Records supplied ▸
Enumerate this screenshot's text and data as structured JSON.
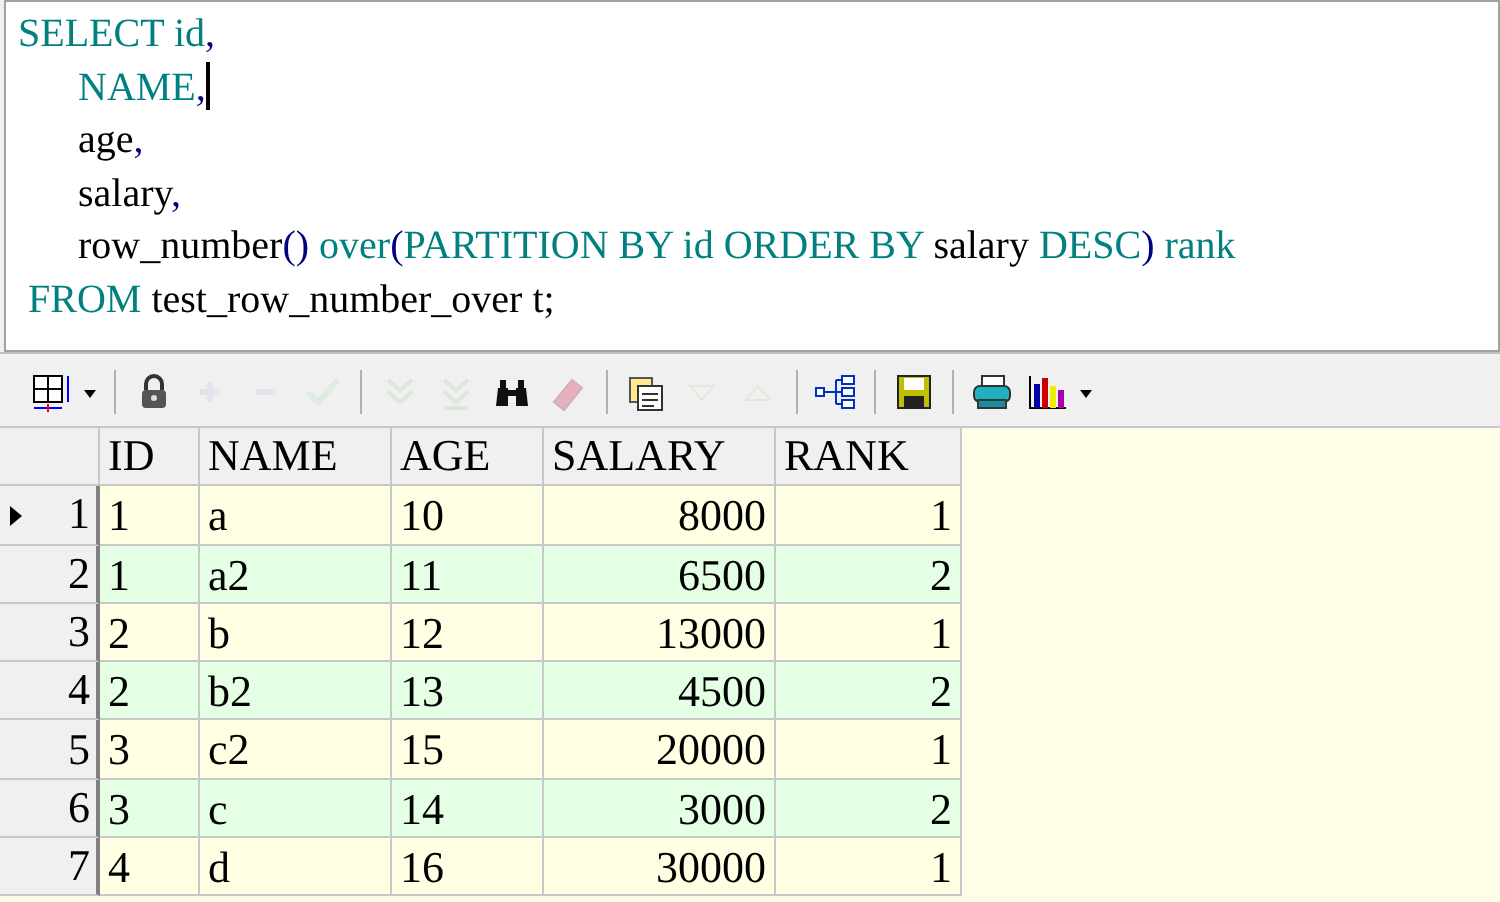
{
  "editor": {
    "lines": [
      {
        "caret": false,
        "tokens": [
          {
            "kind": "keyword",
            "text": "SELECT id"
          },
          {
            "kind": "punct",
            "text": ","
          }
        ]
      },
      {
        "caret": true,
        "tokens": [
          {
            "kind": "keyword",
            "text": "      NAME"
          },
          {
            "kind": "punct",
            "text": ","
          }
        ]
      },
      {
        "caret": false,
        "tokens": [
          {
            "kind": "ident",
            "text": "      age"
          },
          {
            "kind": "punct",
            "text": ","
          }
        ]
      },
      {
        "caret": false,
        "tokens": [
          {
            "kind": "ident",
            "text": "      salary"
          },
          {
            "kind": "punct",
            "text": ","
          }
        ]
      },
      {
        "caret": false,
        "tokens": [
          {
            "kind": "ident",
            "text": "      row_number"
          },
          {
            "kind": "punct",
            "text": "()"
          },
          {
            "kind": "keyword",
            "text": " over"
          },
          {
            "kind": "punct",
            "text": "("
          },
          {
            "kind": "keyword",
            "text": "PARTITION BY id ORDER BY"
          },
          {
            "kind": "ident",
            "text": " salary "
          },
          {
            "kind": "keyword",
            "text": "DESC"
          },
          {
            "kind": "punct",
            "text": ")"
          },
          {
            "kind": "keyword",
            "text": " rank"
          }
        ]
      },
      {
        "caret": false,
        "tokens": [
          {
            "kind": "keyword",
            "text": " FROM"
          },
          {
            "kind": "ident",
            "text": " test_row_number_over t;"
          }
        ]
      }
    ]
  },
  "toolbar": [
    {
      "kind": "grid",
      "disabled": false
    },
    {
      "kind": "dropdown",
      "disabled": false
    },
    {
      "kind": "separator"
    },
    {
      "kind": "lock",
      "disabled": false
    },
    {
      "kind": "plus",
      "disabled": true
    },
    {
      "kind": "minus",
      "disabled": true
    },
    {
      "kind": "check",
      "disabled": true
    },
    {
      "kind": "separator"
    },
    {
      "kind": "chevrons-down",
      "disabled": true
    },
    {
      "kind": "chevrons-down-bar",
      "disabled": true
    },
    {
      "kind": "binoculars",
      "disabled": false
    },
    {
      "kind": "eraser",
      "disabled": true
    },
    {
      "kind": "separator"
    },
    {
      "kind": "documents",
      "disabled": false
    },
    {
      "kind": "triangle-down",
      "disabled": true
    },
    {
      "kind": "triangle-up",
      "disabled": true
    },
    {
      "kind": "separator"
    },
    {
      "kind": "tree",
      "disabled": false
    },
    {
      "kind": "separator"
    },
    {
      "kind": "floppy",
      "disabled": false
    },
    {
      "kind": "separator"
    },
    {
      "kind": "printer",
      "disabled": false
    },
    {
      "kind": "bar-chart",
      "disabled": false
    },
    {
      "kind": "dropdown",
      "disabled": false
    }
  ],
  "table": {
    "columns": [
      {
        "label": "ID",
        "kind": "text"
      },
      {
        "label": "NAME",
        "kind": "text"
      },
      {
        "label": "AGE",
        "kind": "text"
      },
      {
        "label": "SALARY",
        "kind": "number"
      },
      {
        "label": "RANK",
        "kind": "number"
      }
    ],
    "rows": [
      {
        "number": "1",
        "current": true,
        "cells": [
          "1",
          "a",
          "10",
          "8000",
          "1"
        ]
      },
      {
        "number": "2",
        "current": false,
        "cells": [
          "1",
          "a2",
          "11",
          "6500",
          "2"
        ]
      },
      {
        "number": "3",
        "current": false,
        "cells": [
          "2",
          "b",
          "12",
          "13000",
          "1"
        ]
      },
      {
        "number": "4",
        "current": false,
        "cells": [
          "2",
          "b2",
          "13",
          "4500",
          "2"
        ]
      },
      {
        "number": "5",
        "current": false,
        "cells": [
          "3",
          "c2",
          "15",
          "20000",
          "1"
        ]
      },
      {
        "number": "6",
        "current": false,
        "cells": [
          "3",
          "c",
          "14",
          "3000",
          "2"
        ]
      },
      {
        "number": "7",
        "current": false,
        "cells": [
          "4",
          "d",
          "16",
          "30000",
          "1"
        ]
      }
    ]
  }
}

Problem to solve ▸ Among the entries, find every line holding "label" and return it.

Response to the task ▸
        "label": "ID",
        "label": "NAME",
        "label": "AGE",
        "label": "SALARY",
        "label": "RANK",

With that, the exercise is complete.